Just as important as the total money raised and the number of donors is the age of those who give. “The nonprofits are telling us there are a high number of new donors. That’s such a big deal, just like getting new customers,” Howard says. “The lifeblood of a nonprofit is new donors, and they’re hard to get. And because this platform is modern and easy, they’re attracting younger donors. And those donors turn into volunteers.

Howard believes that the importance of volunteer work is overlooked. “The public knows the business landscape. They know government does all these things—it’s always in the news.” But they don’t always understand the importance of volunteerism. “This would be a dystopia if we didn’t have all these nonprofits,” she says. Without groups like Save Our Shores and the SPCA, she adds, only partly joking, “I think we’d have more cigarette butts on the beach than sand. There’d be dogs and cats running everywhere!”

It’s Okay to Give Now

Though the donation period is over and the websites are no longer collecting donations, both remain visible so would-be donors and volunteers can learn more about all the groups and ponder where to expend their time and money.

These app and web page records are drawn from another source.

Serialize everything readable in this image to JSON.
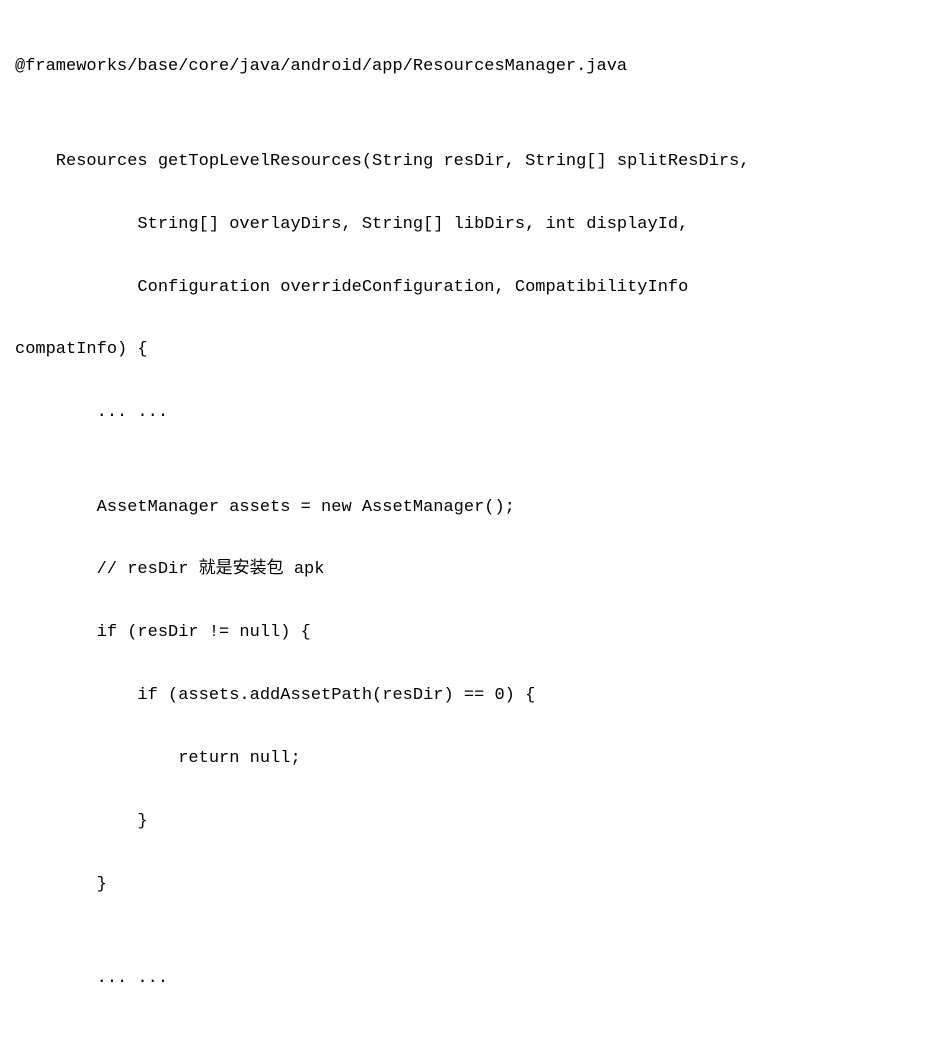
{
  "code": {
    "line1": "@frameworks/base/core/java/android/app/ResourcesManager.java",
    "line2": "",
    "line3": "    Resources getTopLevelResources(String resDir, String[] splitResDirs,",
    "line4": "            String[] overlayDirs, String[] libDirs, int displayId,",
    "line5": "            Configuration overrideConfiguration, CompatibilityInfo",
    "line6": "compatInfo) {",
    "line7": "        ... ...",
    "line8": "",
    "line9": "        AssetManager assets = new AssetManager();",
    "line10": "        // resDir 就是安装包 apk",
    "line11": "        if (resDir != null) {",
    "line12": "            if (assets.addAssetPath(resDir) == 0) {",
    "line13": "                return null;",
    "line14": "            }",
    "line15": "        }",
    "line16": "",
    "line17": "        ... ..."
  }
}
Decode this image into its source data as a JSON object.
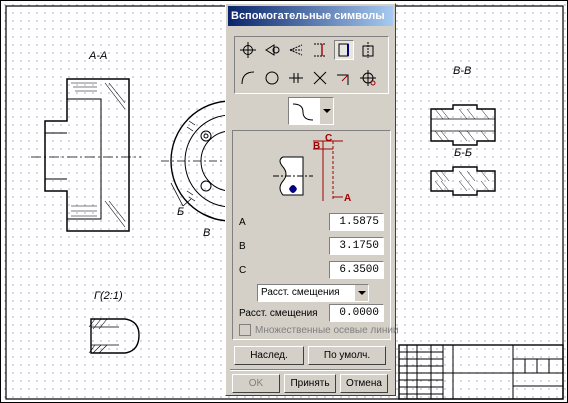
{
  "drawing": {
    "views": {
      "aa": "А-А",
      "vv": "В-В",
      "bb": "Б-Б",
      "g": "Г(2:1)",
      "b": "Б",
      "v": "В"
    }
  },
  "dialog": {
    "title": "Вспомогательные символы",
    "toolbar_icons": [
      "center-mark-icon",
      "cone-mark-icon",
      "arrow-mark-icon",
      "axis-line-icon",
      "thread-icon",
      "thread-section-icon",
      "arc-icon",
      "circle-icon",
      "break-line-icon",
      "cross-icon",
      "angle-icon",
      "hole-pattern-icon"
    ],
    "preview_labels": {
      "a": "A",
      "b": "B",
      "c": "C"
    },
    "params": [
      {
        "label": "A",
        "value": "1.5875"
      },
      {
        "label": "B",
        "value": "3.1750"
      },
      {
        "label": "C",
        "value": "6.3500"
      }
    ],
    "offset_combo": "Расст. смещения",
    "offset_label": "Расст. смещения",
    "offset_value": "0.0000",
    "multiple_axes_label": "Множественные осевые линии",
    "inherit_button": "Наслед.",
    "default_button": "По умолч.",
    "ok_button": "OK",
    "accept_button": "Принять",
    "cancel_button": "Отмена",
    "accent_color": "#0a246a",
    "dimension_color": "#a00000"
  }
}
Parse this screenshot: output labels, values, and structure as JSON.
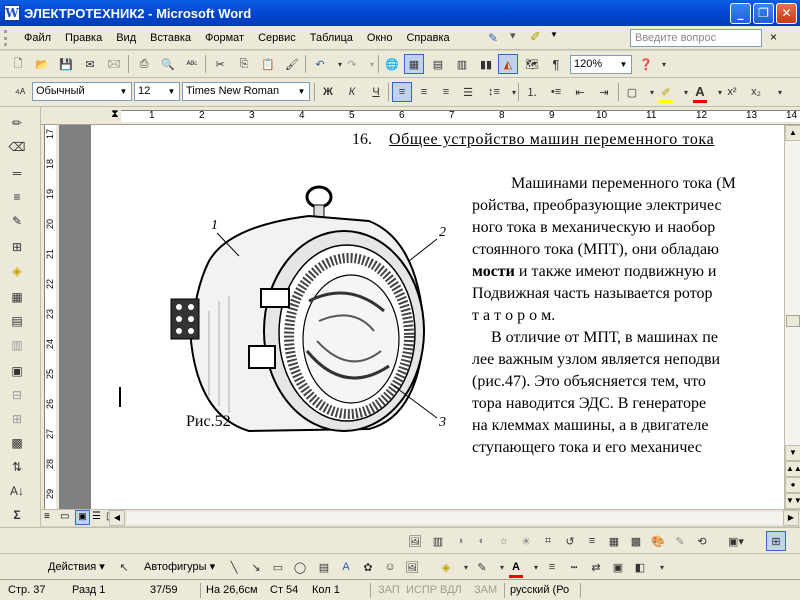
{
  "window": {
    "title": "ЭЛЕКТРОТЕХНИК2 - Microsoft Word",
    "app_icon": "W"
  },
  "menu": {
    "items": [
      "Файл",
      "Правка",
      "Вид",
      "Вставка",
      "Формат",
      "Сервис",
      "Таблица",
      "Окно",
      "Справка"
    ],
    "ask_placeholder": "Введите вопрос",
    "close": "×"
  },
  "standard_toolbar": {
    "zoom": "120%"
  },
  "formatting_toolbar": {
    "style": "Обычный",
    "size": "12",
    "font": "Times New Roman",
    "bold": "Ж",
    "italic": "К",
    "underline": "Ч",
    "superscript": "x²",
    "subscript": "x₂"
  },
  "ruler": {
    "h_numbers": [
      "1",
      "2",
      "3",
      "4",
      "5",
      "6",
      "7",
      "8",
      "9",
      "10",
      "11",
      "12",
      "13",
      "14"
    ],
    "v_numbers": [
      "17",
      "18",
      "19",
      "20",
      "21",
      "22",
      "23",
      "24",
      "25",
      "26",
      "27",
      "28",
      "29"
    ]
  },
  "document": {
    "heading_number": "16.",
    "heading_text": "Общее устройство машин переменного тока",
    "figure_caption": "Рис.52",
    "figure_labels": [
      "1",
      "2",
      "3"
    ],
    "paragraph_lines": [
      "Машинами переменного тока (М",
      "ройства, преобразующие электричес",
      "ного тока в механическую и наобор",
      "стоянного тока (МПТ), они обладаю",
      "мости и также имеют подвижную и",
      "Подвижная часть называется ротор",
      "т а т о р о м."
    ],
    "bold_word": "мости",
    "paragraph2_lines": [
      "В отличие от МПТ, в машинах пе",
      "лее важным узлом является неподви",
      "(рис.47). Это объясняется тем, что",
      "тора наводится ЭДС. В генераторе",
      "на клеммах машины, а в двигателе",
      "ступающего тока и его механичес"
    ]
  },
  "draw_toolbar": {
    "actions": "Действия",
    "autoshapes": "Автофигуры"
  },
  "status": {
    "page": "Стр. 37",
    "section": "Разд 1",
    "pages": "37/59",
    "position": "На 26,6см",
    "line": "Ст 54",
    "column": "Кол 1",
    "rec": "ЗАП",
    "trk": "ИСПР",
    "ext": "ВДЛ",
    "ovr": "ЗАМ",
    "language": "русский (Ро"
  },
  "colors": {
    "title_bar": "#0a5ee0",
    "highlight": "#ffff00",
    "font_color": "#ff0000"
  }
}
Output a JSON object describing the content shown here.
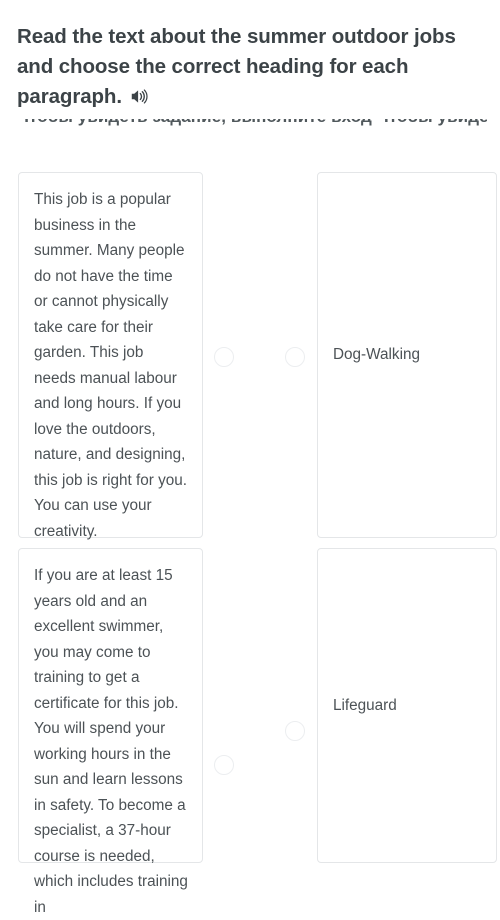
{
  "exercise": {
    "prompt": "Read the text about the summer outdoor jobs and choose the correct heading for each paragraph.",
    "audio_icon": "speaker-icon",
    "obscured_line": "Чтобы увидеть задание, выполните вход  Чтобы увидеть задание, выполните вход"
  },
  "rows": [
    {
      "paragraph": "This job is a popular business in the summer. Many people do not have the time or cannot physically take care for their garden. This job needs manual labour and long hours. If you love the outdoors, nature, and designing, this job is right for you. You can use your creativity.",
      "answer": "Dog-Walking",
      "left_radio_selected": false,
      "right_radio_selected": false
    },
    {
      "paragraph": "If you are at least 15 years old and an excellent swimmer, you may come to training to get a certificate for this job. You will spend your working hours in the sun and learn lessons in safety. To become a specialist, a 37-hour course is needed, which includes training in",
      "answer": "Lifeguard",
      "left_radio_selected": false,
      "right_radio_selected": false
    }
  ],
  "colors": {
    "heading": "#3c4347",
    "body_text": "#4c5256",
    "card_border": "#e4e6e8",
    "radio_border": "#eceef0",
    "background": "#ffffff"
  }
}
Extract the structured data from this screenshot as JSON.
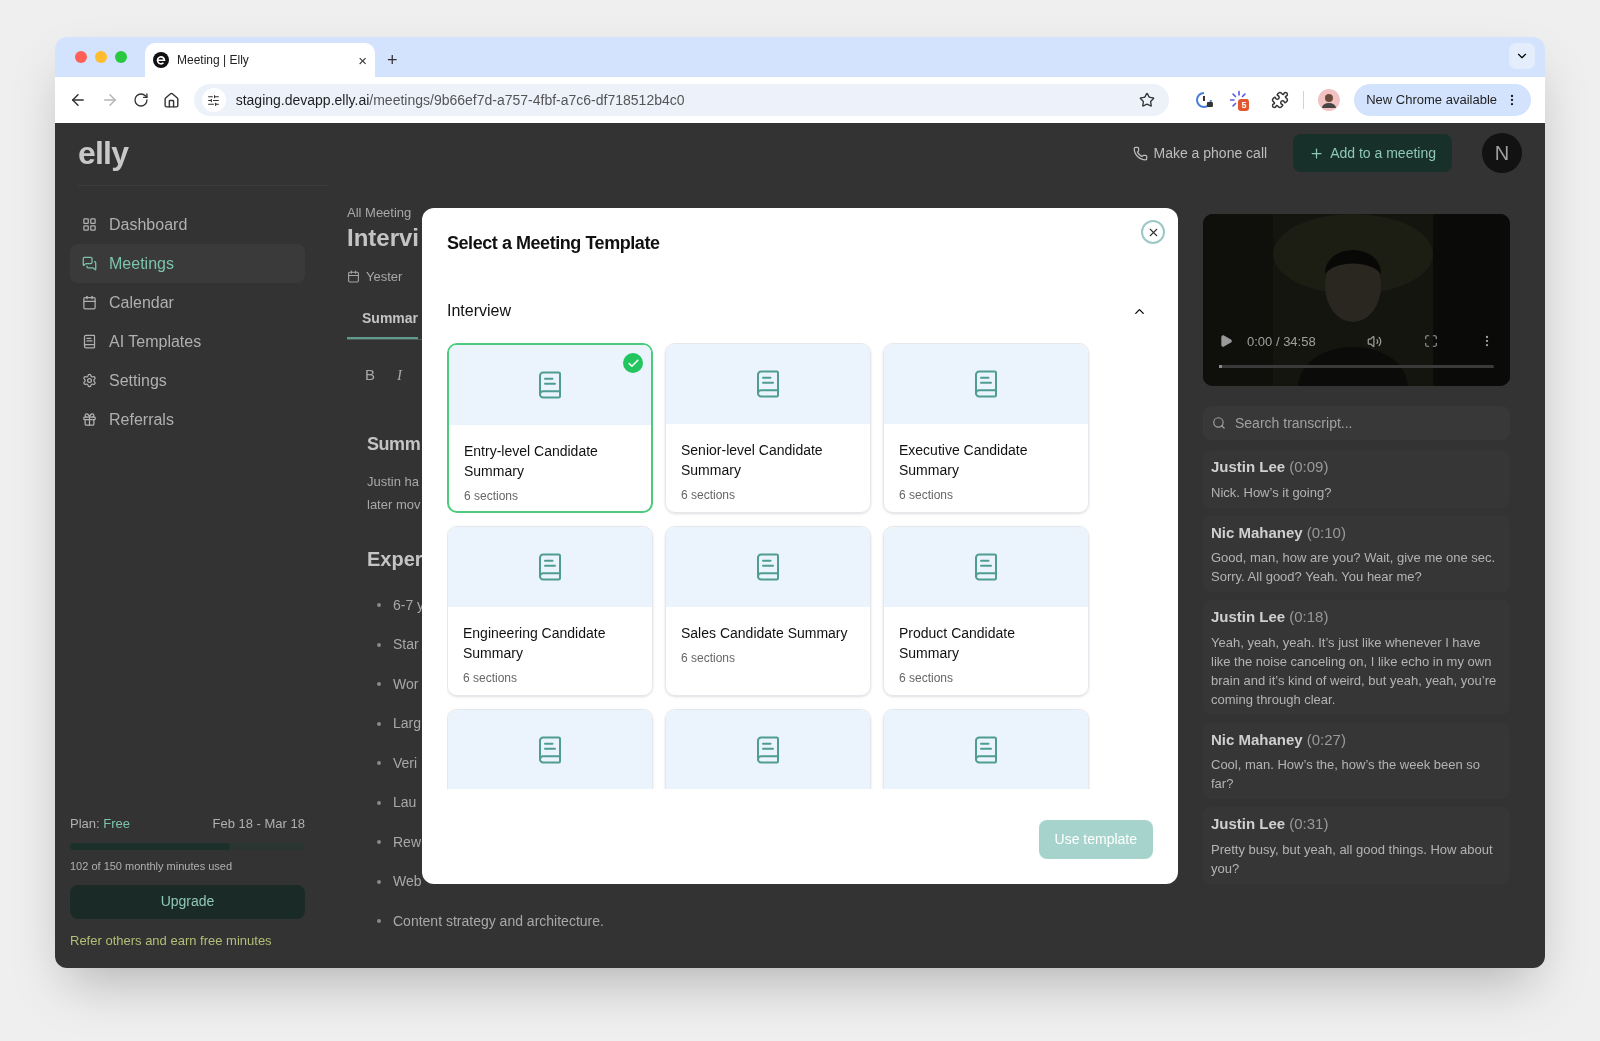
{
  "browser": {
    "tab": {
      "title": "Meeting | Elly",
      "close": "×"
    },
    "new_tab": "+",
    "forward_disabled": true,
    "url": {
      "host": "staging.devapp.elly.ai",
      "path": "/meetings/9b66ef7d-a757-4fbf-a7c6-df718512b4c0"
    },
    "extension_badge": "5",
    "update_button": "New Chrome available"
  },
  "header": {
    "logo": "elly",
    "phone_call": "Make a phone call",
    "add_button": "Add to a meeting",
    "avatar": "N"
  },
  "sidebar": {
    "items": [
      {
        "label": "Dashboard",
        "kind": "dashboard",
        "selected": false
      },
      {
        "label": "Meetings",
        "kind": "meetings",
        "selected": true
      },
      {
        "label": "Calendar",
        "kind": "calendar",
        "selected": false
      },
      {
        "label": "AI Templates",
        "kind": "templates",
        "selected": false
      },
      {
        "label": "Settings",
        "kind": "settings",
        "selected": false
      },
      {
        "label": "Referrals",
        "kind": "referrals",
        "selected": false
      }
    ],
    "plan": {
      "label": "Plan:",
      "tier": "Free",
      "period": "Feb 18 - Mar 18",
      "level": 0.68,
      "usage": "102 of 150 monthly minutes used",
      "upgrade": "Upgrade",
      "referral": "Refer others and earn free minutes"
    }
  },
  "meeting": {
    "breadcrumb": "All Meeting",
    "title": "Intervi",
    "date": "Yester",
    "tabs": [
      {
        "label": "Summar",
        "selected": true
      }
    ],
    "toolbar": [
      {
        "label": "B",
        "kind": "bold"
      },
      {
        "label": "I",
        "kind": "italic"
      }
    ],
    "summary_heading": "Summ",
    "summary_lines": [
      "Justin ha",
      "later mov"
    ],
    "experience_heading": "Exper",
    "bullets": [
      "6-7 y",
      "Star",
      "Wor",
      "Larg",
      "Veri",
      "Lau",
      "Rew",
      "Web",
      "Content strategy and architecture."
    ]
  },
  "video": {
    "time": "0:00 / 34:58",
    "level": 0.01
  },
  "transcript": {
    "search_placeholder": "Search transcript...",
    "entries": [
      {
        "speaker": "Justin Lee",
        "time": "(0:09)",
        "text": "Nick. How’s it going?"
      },
      {
        "speaker": "Nic Mahaney",
        "time": "(0:10)",
        "text": "Good, man, how are you? Wait, give me one sec. Sorry. All good? Yeah. You hear me?"
      },
      {
        "speaker": "Justin Lee",
        "time": "(0:18)",
        "text": "Yeah, yeah, yeah. It’s just like whenever I have like the noise canceling on, I like echo in my own brain and it’s kind of weird, but yeah, yeah, you’re coming through clear."
      },
      {
        "speaker": "Nic Mahaney",
        "time": "(0:27)",
        "text": "Cool, man. How’s the, how’s the week been so far?"
      },
      {
        "speaker": "Justin Lee",
        "time": "(0:31)",
        "text": "Pretty busy, but yeah, all good things. How about you?"
      }
    ]
  },
  "modal": {
    "title": "Select a Meeting Template",
    "section": {
      "title": "Interview",
      "expanded": true
    },
    "templates": [
      {
        "title": "Entry-level Candidate Summary",
        "sections": "6 sections",
        "selected": true
      },
      {
        "title": "Senior-level Candidate Summary",
        "sections": "6 sections",
        "selected": false
      },
      {
        "title": "Executive Candidate Summary",
        "sections": "6 sections",
        "selected": false
      },
      {
        "title": "Engineering Candidate Summary",
        "sections": "6 sections",
        "selected": false
      },
      {
        "title": "Sales Candidate Summary",
        "sections": "6 sections",
        "selected": false
      },
      {
        "title": "Product Candidate Summary",
        "sections": "6 sections",
        "selected": false
      },
      {
        "selected": false
      },
      {
        "selected": false
      },
      {
        "selected": false
      }
    ],
    "use_button": {
      "label": "Use template",
      "disabled": true
    }
  }
}
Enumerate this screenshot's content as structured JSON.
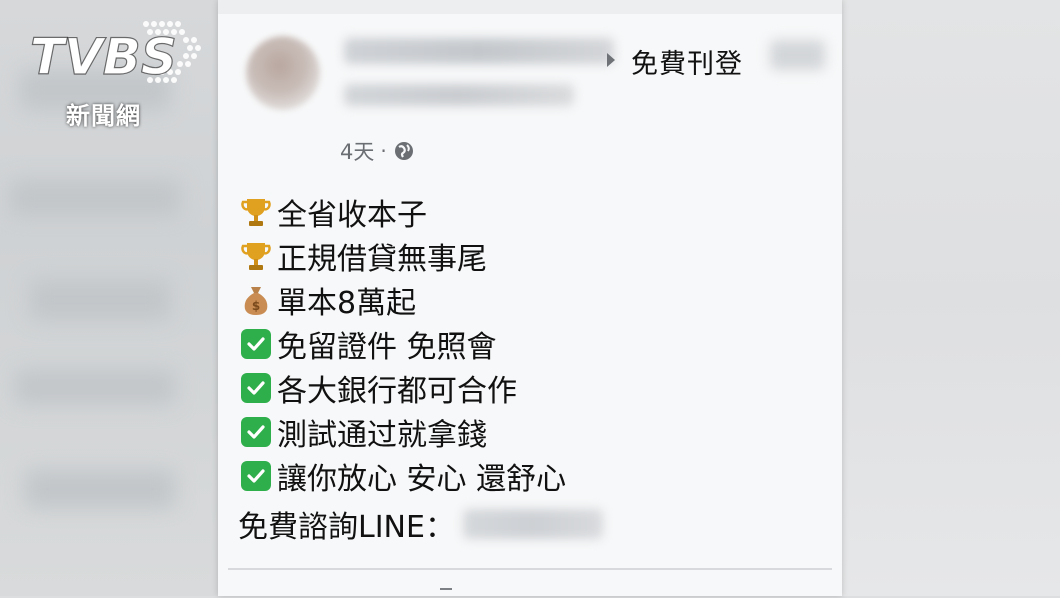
{
  "watermark": {
    "brand": "TVBS",
    "subtitle": "新聞網"
  },
  "post": {
    "group_name": "免費刊登",
    "time": "4天",
    "separator": "·",
    "privacy_icon": "globe-icon",
    "lines": [
      {
        "icon": "trophy-icon",
        "text": "全省收本子"
      },
      {
        "icon": "trophy-icon",
        "text": "正規借貸無事尾"
      },
      {
        "icon": "money-bag-icon",
        "text": "單本8萬起"
      },
      {
        "icon": "check-box-icon",
        "text": "免留證件 免照會"
      },
      {
        "icon": "check-box-icon",
        "text": "各大銀行都可合作"
      },
      {
        "icon": "check-box-icon",
        "text": "測試通过就拿錢"
      },
      {
        "icon": "check-box-icon",
        "text": "讓你放心 安心 還舒心"
      }
    ],
    "consult_label": "免費諮詢LINE："
  },
  "colors": {
    "check_green": "#2fae4c",
    "trophy_gold": "#e0a020",
    "card_bg": "#f7f8f9"
  }
}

And it’s also not too early for nonprofit groups in both counties to begin planning their “Big Ideas” for 2024 and to get ready to apply to the programs in the summer. For more information, check the FAQ pages for both Monterey County Gives and Santa Cruz Gives.

Support California Local

$10 • $25 • $50 • Our Impact

Long form articles which explain how something works, or provide context or background information about a current issue or topic.

This article is tagged with:
Join Us Today!